One went to the bank and handed over cash: in return one received a numbered series of registered “cheques” that could be turned back into cash during travels. There’s an American Express televsion ad from the 1950s that explains it well. The system was based on a system of dual-signatures: you signed each cheque on receipt, and then again on cashing. If your signatures matched, presumably you were the owner of the cheques. Should the cheques be lost or stolen during travel, they could be replaced.

And, in fact, this actually happened to me once: I was in Seoul, South Korea visiting my brother Steve in 1998. We’d checked into a tiny hotel on the night of my arrival and somehow, between checking out of the hotel in the morning and arriving at the train station several hours later to book travel south, my Thomas Cook travellers cheques went missing. We went back to the hotel and scoured the room and the garbage, but to no avail. So I figured out how to call Thomas Cook from a pay phone and was given instructions as to where to go for replacement. We made our way to the 10th floor of a shiny office block, found the office, and within 30 minutes I walked out with new cheques.

By the time we visited Thailand in 2002 (after a 4 year break from travel during which we moved house and Oliver was born) the shift to debit cards had begun: in theory I could put my Metro Credit Union debit card into any ATM in the world and withdraw cash. And, generally, that worked in practice: there were always a few ATMs on a trip that would spit out the card for some reason – wrong network, etc. – but more often than not it just worked.

And twelve years later, here in Europe, we generally don’t give how-to-get-cash issues a second thought: ATMs are everywhere, they work 99% of the time, they dispense whatever the local currency happens to be, and the surcharge for currency conversion is generally reasonable (for example, I withdrew 150 EUR from my account on Wednesday; this cost me $224.75 CAD; the Bank of Canada exchange rate for EUR to CAD for that date reports $218.91).

What’s gone missing in all of this is: what happens if you lose your debit card?

It’s never happened to me, but I imagine it most have happened to many thousands of others.

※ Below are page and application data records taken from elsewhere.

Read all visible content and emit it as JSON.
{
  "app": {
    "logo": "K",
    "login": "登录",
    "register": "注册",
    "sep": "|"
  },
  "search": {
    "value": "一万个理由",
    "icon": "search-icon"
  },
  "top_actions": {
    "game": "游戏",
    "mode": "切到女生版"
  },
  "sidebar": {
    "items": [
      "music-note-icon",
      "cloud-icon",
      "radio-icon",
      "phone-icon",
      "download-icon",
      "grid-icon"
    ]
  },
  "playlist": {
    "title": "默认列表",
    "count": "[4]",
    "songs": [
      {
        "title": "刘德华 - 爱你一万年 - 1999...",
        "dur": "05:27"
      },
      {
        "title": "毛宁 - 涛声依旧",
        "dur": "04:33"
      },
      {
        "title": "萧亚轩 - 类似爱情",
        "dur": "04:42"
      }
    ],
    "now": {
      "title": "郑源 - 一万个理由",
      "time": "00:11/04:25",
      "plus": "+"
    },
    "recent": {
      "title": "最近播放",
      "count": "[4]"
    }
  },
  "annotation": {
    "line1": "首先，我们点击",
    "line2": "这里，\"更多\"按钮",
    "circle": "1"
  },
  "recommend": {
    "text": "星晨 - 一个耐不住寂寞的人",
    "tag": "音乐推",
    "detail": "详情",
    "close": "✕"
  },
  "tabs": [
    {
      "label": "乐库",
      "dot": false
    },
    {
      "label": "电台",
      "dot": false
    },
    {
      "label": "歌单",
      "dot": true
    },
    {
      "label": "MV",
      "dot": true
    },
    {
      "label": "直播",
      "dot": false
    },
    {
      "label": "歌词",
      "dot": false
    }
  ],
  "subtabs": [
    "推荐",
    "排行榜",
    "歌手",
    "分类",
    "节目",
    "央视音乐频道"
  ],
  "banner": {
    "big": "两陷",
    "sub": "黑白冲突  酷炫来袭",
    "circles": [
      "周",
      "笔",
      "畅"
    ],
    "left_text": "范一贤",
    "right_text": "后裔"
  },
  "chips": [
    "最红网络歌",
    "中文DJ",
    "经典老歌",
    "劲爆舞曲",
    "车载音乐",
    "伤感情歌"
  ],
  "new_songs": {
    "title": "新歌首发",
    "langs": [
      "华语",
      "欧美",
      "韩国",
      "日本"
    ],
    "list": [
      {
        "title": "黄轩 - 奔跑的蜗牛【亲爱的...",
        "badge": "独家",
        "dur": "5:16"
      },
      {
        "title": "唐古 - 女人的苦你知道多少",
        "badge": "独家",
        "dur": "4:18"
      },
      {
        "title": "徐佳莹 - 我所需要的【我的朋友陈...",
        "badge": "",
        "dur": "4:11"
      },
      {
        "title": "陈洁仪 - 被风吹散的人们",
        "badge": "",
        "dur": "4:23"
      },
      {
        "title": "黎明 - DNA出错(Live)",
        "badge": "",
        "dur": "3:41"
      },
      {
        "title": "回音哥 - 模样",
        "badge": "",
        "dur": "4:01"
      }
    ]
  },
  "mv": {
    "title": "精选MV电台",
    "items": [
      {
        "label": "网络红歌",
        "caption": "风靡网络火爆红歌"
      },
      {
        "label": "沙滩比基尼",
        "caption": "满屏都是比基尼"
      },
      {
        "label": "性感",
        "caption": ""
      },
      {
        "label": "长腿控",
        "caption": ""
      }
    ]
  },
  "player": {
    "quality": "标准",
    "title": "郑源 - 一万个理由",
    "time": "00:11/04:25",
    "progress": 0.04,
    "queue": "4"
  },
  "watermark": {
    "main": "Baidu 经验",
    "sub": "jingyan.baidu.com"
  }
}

I wonder if most banks and credit unions have a system for quickly replacing debit cards that matches the old travellers cheques replacement system in speed an convenience.

I’m not in a hurry to find out, of course.